Whilst it is vital to increase commitments at country level, several factors are commonly cited as critical barriers preventing effective leadership and evidence-based decision making for nutrition in many countries. These can include a lack of national and local level knowledge of undernutrition and its causes, as well as a lack of evidence and data on nutrition to inform policy, programming and advocacy. Country decision-makers also face challenges to the effective use and interpretation of the nutrition data and information that does exist.

Recognizing these challenges as part of their 2014 Nutrition Strategy, the Children’s Investment Fund Foundation (CIFF) are prioritizing support to strengthen global, regional and country capacity to collect and use data for planning, programming and resource allocation, and to track results/progress. At the beginning of 2015, CIFF asked Valid International to work closely with national bodies and stakeholders over six months in Bangladesh (January-July 2015) to help improve understanding around information gaps and needs for nutrition, and to recommend innovative mechanisms to build available nutrition data and to support data application to planning and decision-making.

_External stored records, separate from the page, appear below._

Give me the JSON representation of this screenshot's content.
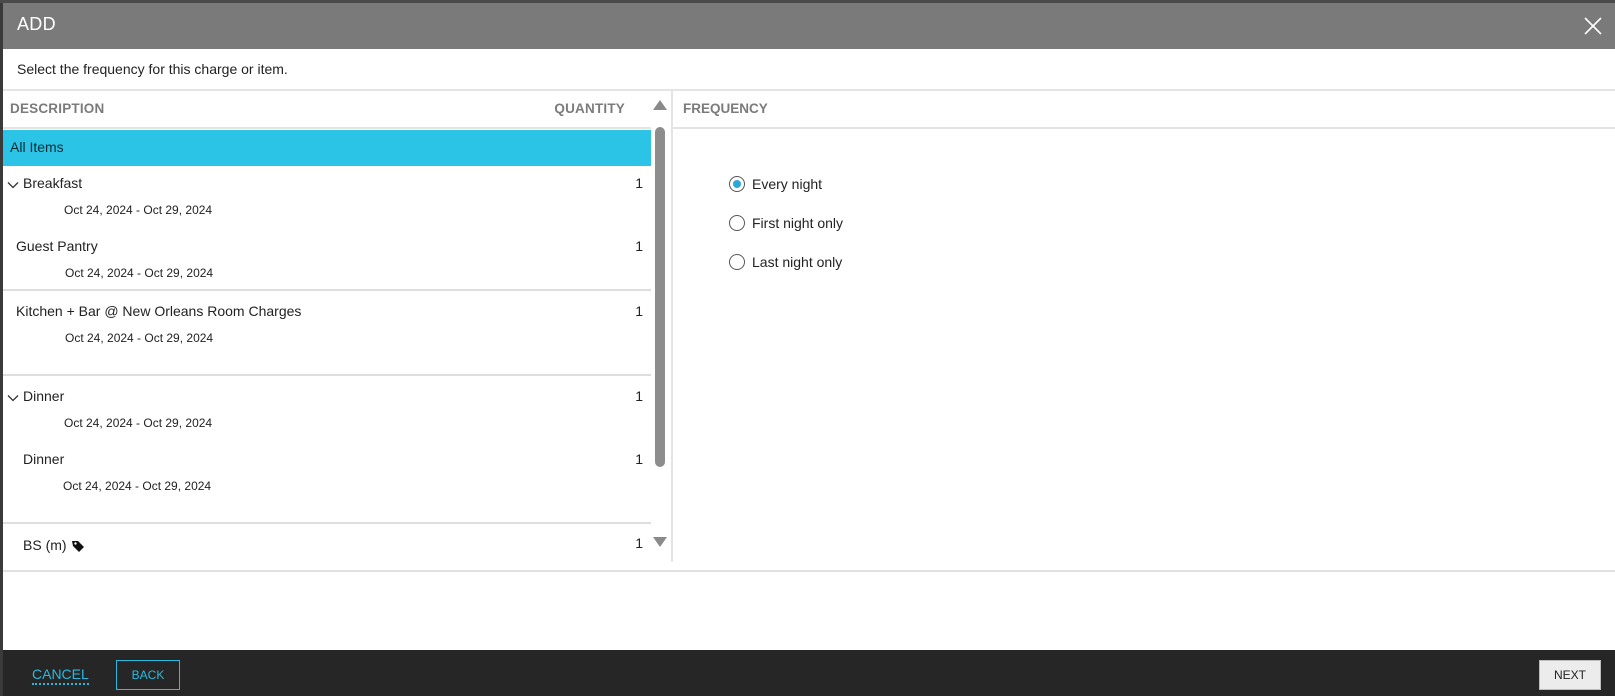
{
  "dialog": {
    "title": "ADD",
    "instruction": "Select the frequency for this charge or item."
  },
  "list": {
    "col_description": "DESCRIPTION",
    "col_quantity": "QUANTITY",
    "all_items_label": "All Items",
    "rows": [
      {
        "label": "Breakfast",
        "qty": "1",
        "date": "Oct 24, 2024 - Oct 29, 2024",
        "expandable": true
      },
      {
        "label": "Guest Pantry",
        "qty": "1",
        "date": "Oct 24, 2024 - Oct 29, 2024",
        "expandable": false
      },
      {
        "label": "Kitchen + Bar @ New Orleans Room Charges",
        "qty": "1",
        "date": "Oct 24, 2024 - Oct 29, 2024",
        "expandable": false
      },
      {
        "label": "Dinner",
        "qty": "1",
        "date": "Oct 24, 2024 - Oct 29, 2024",
        "expandable": true
      },
      {
        "label": "Dinner",
        "qty": "1",
        "date": "Oct 24, 2024 - Oct 29, 2024",
        "expandable": false
      },
      {
        "label": "BS (m)",
        "qty": "1",
        "date": "",
        "expandable": false,
        "icon": "tag-icon"
      }
    ]
  },
  "frequency": {
    "heading": "FREQUENCY",
    "options": [
      {
        "label": "Every night",
        "checked": true
      },
      {
        "label": "First night only",
        "checked": false
      },
      {
        "label": "Last night only",
        "checked": false
      }
    ]
  },
  "footer": {
    "cancel_label": "CANCEL",
    "back_label": "BACK",
    "next_label": "NEXT"
  },
  "colors": {
    "header_bg": "#7a7a7a",
    "selected_row": "#2bc4e6",
    "accent": "#2bb9e0",
    "footer_bg": "#262626"
  }
}
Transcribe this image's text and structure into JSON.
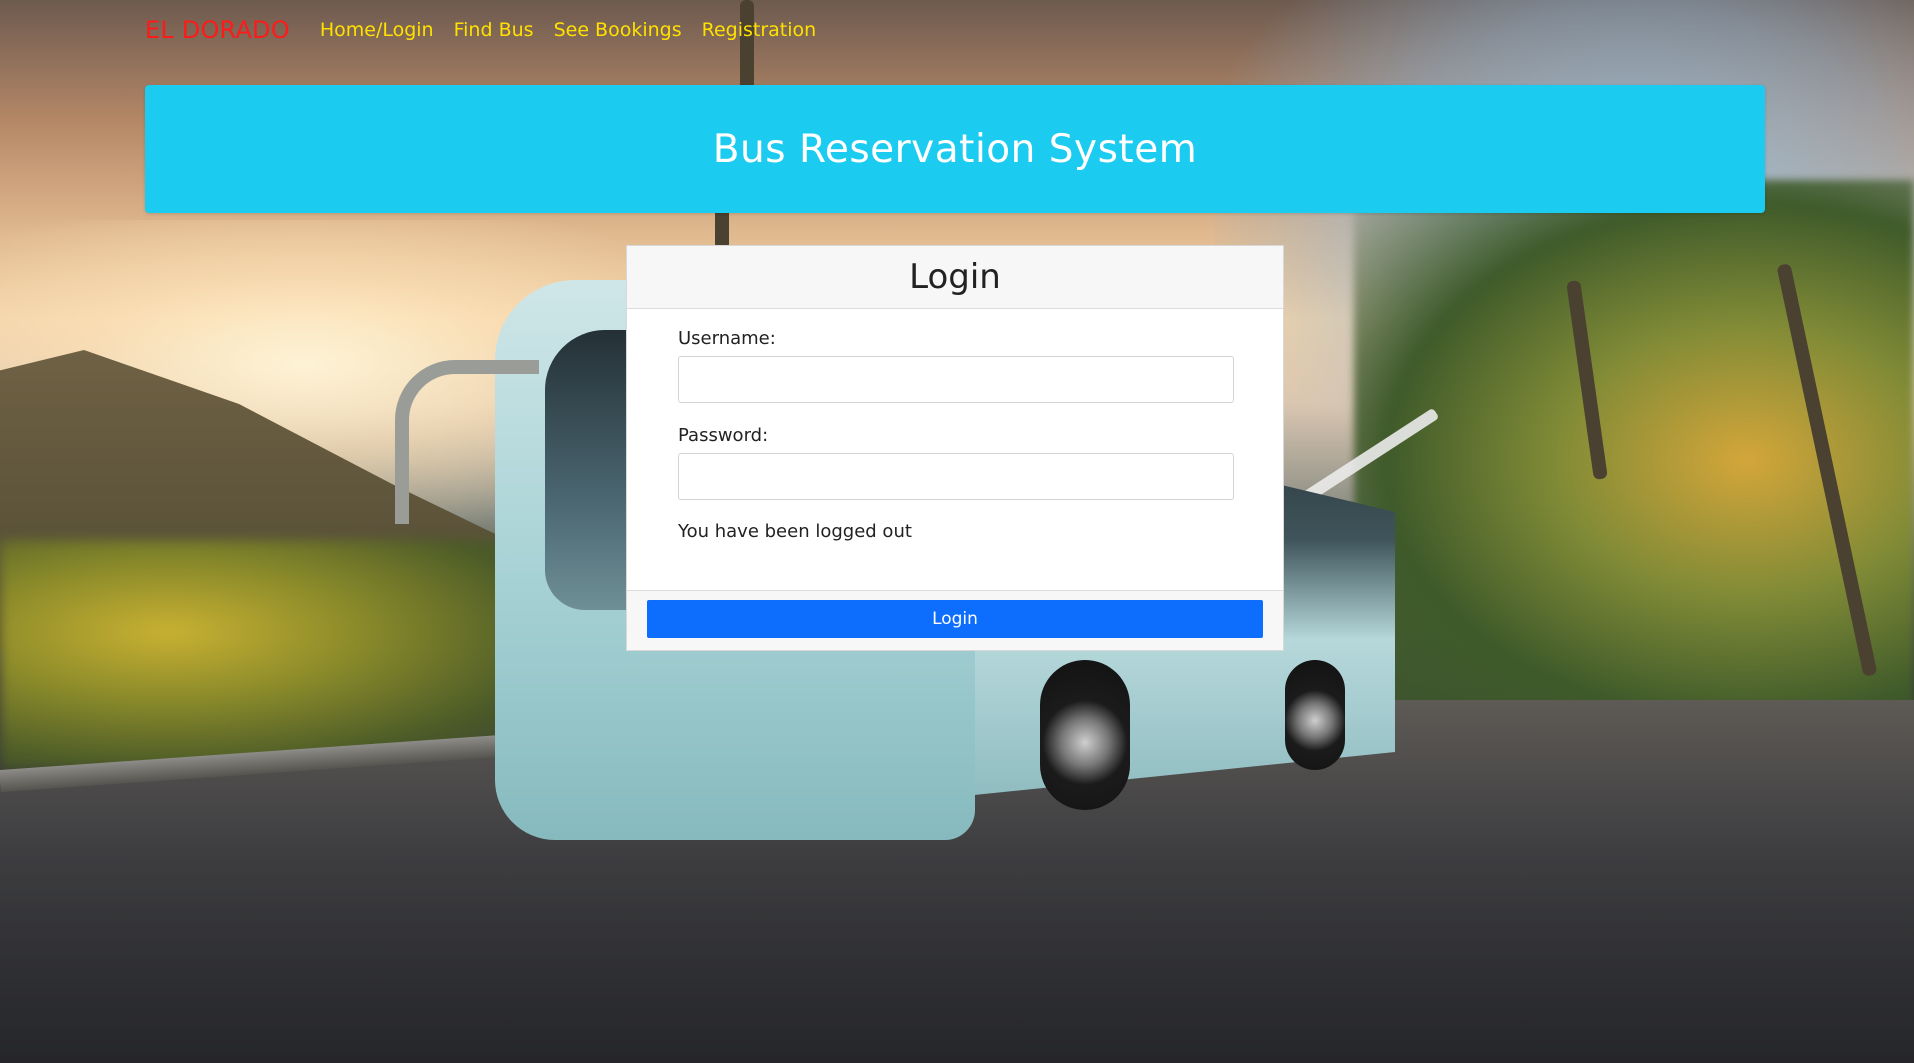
{
  "nav": {
    "brand": "EL DORADO",
    "links": [
      "Home/Login",
      "Find Bus",
      "See Bookings",
      "Registration"
    ]
  },
  "banner": {
    "title": "Bus Reservation System"
  },
  "login_card": {
    "title": "Login",
    "username_label": "Username:",
    "username_value": "",
    "password_label": "Password:",
    "password_value": "",
    "status_message": "You have been logged out",
    "submit_label": "Login"
  },
  "colors": {
    "brand": "#ff1a1a",
    "nav_link": "#ffe100",
    "banner_bg": "#1ccbf0",
    "button_bg": "#0d6efd"
  }
}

This report looks at the key elements in the chain of data use for nutrition programme planning and decision-making in Bangladesh. The elements include stakeholders active in nutrition, data/information availability, data use and analysis techniques and visualisation and sharing of data/information.